CGI is "now based in Montreal and has a market capitalization of $8.9 billion on annual revenues of about $4.8 billion. After buying British rival Logica in July, CGI doubled its employee base, and became Canada's biggest tech firm. CGI Group has 72,000 employees in 400 offices worldwide — many of them in India — and 11,000 in the United States, with D.C.-area locations in Fairfax, Manassas, Washington, and Baltimore."
Perhaps the federal government should have created the website inhouse...oh, wait, Bill Clinton and Dubya down-sized government to the point that there is no longer the staff and/or capability to do these kinds of projects, so they are forced to rely on the private sector. Bad choice, but unfortunately one that has been repeated throughout the nation in the quest for smaller, more efficient government.
Bear in mind, first, that “efficiency” in the private sector means profit, and to ask that the government be run like a business is tantamount to asking that the government turn a profit. The problem in a nutshell, is that not everything that is profitable is of social value and not everything of social value is profitable.
Part of the problem with the web site is that the design work on it started a long time ago (by necessity) and before the full scope was known of how heavy the traffic load was going to be. Also, it was unknown just how many states that are run by Republican governors and legislatures would intentionally attempt to sabotage the program by refusing to set up their own online exchanges.
The law envisioned that most states would set up and run their own online exchanges, with federally-run exchanges as a backstop. However, only 16 states and the District of Columbia have done so; seven more are partnering with the federal government to operate their exchanges. In the other 27 states, people without insurance will use federally managed exchanges to shop for coverage.
Those 27 states whose Republican leadership have actively opposed the health care law from day one, contain a majority (59.4%) of the nation’s uninsured people; together they account for 54.6% of the nation’s population. Collectively, 16.8% of people in the “federal default” states were without insurance last year, compared with 14% in the states that have organized their own exchanges and 12.8% in the “partnership” states. These facts are lost on our own Rep. Andy Barr.

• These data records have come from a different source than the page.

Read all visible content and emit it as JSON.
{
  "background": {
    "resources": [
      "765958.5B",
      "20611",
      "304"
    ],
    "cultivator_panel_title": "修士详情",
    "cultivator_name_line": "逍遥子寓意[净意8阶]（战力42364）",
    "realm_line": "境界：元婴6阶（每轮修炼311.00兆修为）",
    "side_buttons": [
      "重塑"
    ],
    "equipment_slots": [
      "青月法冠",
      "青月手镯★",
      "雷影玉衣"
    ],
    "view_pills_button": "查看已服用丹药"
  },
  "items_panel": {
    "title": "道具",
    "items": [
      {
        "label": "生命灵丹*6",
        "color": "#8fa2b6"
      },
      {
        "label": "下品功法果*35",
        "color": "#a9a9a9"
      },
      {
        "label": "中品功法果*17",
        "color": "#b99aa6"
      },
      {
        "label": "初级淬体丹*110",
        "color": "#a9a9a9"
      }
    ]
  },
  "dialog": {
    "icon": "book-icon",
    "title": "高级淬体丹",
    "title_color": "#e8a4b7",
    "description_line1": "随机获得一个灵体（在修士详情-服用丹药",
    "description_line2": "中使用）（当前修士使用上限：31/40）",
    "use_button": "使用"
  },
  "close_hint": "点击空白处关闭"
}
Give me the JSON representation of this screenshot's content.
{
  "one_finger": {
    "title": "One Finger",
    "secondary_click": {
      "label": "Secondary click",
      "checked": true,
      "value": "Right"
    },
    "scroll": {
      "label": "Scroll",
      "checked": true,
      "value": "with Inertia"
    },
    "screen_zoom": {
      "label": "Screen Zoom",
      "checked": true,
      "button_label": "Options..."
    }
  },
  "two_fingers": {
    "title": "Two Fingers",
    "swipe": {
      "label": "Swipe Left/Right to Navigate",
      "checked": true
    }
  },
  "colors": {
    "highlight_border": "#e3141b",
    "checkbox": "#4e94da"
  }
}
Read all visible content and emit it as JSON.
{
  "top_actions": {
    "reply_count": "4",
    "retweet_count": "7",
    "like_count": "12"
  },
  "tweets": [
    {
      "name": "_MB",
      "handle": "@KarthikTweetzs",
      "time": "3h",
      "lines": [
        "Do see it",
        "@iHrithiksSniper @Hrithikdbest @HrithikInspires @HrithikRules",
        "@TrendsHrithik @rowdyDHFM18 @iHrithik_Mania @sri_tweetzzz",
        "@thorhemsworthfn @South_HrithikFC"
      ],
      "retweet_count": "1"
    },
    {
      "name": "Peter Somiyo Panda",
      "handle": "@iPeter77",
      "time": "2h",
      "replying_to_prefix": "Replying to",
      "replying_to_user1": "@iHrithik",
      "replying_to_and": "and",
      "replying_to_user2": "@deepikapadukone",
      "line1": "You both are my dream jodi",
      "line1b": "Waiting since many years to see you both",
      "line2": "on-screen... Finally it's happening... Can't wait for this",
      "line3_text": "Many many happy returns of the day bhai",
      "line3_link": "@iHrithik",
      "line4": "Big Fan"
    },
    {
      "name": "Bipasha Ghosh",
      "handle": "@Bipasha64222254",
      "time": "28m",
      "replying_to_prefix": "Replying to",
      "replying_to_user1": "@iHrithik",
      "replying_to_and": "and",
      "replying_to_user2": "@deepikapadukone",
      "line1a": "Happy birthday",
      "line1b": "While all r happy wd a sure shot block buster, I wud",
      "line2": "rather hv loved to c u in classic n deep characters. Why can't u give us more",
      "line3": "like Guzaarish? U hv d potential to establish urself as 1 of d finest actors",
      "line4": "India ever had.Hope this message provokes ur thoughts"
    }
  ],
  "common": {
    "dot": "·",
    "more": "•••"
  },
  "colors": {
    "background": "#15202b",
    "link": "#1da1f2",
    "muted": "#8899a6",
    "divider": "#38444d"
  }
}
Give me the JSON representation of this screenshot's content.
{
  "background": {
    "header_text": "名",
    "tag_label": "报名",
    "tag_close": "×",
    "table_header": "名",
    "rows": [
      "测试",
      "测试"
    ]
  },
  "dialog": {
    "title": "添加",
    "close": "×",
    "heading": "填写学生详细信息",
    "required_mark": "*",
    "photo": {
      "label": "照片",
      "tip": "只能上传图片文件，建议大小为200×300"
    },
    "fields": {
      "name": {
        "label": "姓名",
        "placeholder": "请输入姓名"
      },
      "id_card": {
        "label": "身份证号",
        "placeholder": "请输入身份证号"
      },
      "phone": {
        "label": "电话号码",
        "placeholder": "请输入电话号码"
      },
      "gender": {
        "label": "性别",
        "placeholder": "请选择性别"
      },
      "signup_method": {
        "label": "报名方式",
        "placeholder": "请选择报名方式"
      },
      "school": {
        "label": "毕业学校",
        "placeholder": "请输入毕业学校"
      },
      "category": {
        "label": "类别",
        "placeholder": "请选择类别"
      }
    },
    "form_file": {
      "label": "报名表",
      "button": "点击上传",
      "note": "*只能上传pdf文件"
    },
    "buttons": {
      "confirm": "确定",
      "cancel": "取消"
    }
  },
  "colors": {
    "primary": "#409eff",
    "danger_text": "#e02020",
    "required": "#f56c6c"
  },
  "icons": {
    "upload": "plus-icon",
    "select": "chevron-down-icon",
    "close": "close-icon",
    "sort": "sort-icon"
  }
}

As can be seen, the majority of the blame for the somewhat rocky start of the signups can be attributed to this coordinated Republican attack for these states to sabotage the law in spite of how it hurts their own citizens. It is like Saddam Hussein gassing his own people to achieve his twisted politcal agenda. Nothing new here though, as the Repugs have been doing that ever since that Black Kenyan Socialist stole the last two Presidential elections! Not!
But let it be known, that in states like KY, where there were no such nefarious efforts, folks are getting online and signing up for coverage. And of course, even for those who poo-poo this as being a communist plot that will destroy our freedom (to not have heath insurance), they are enjoying the benefits that I listed below as well as others, like if they were to lose their job or get fired, they could still get affordable health insurance.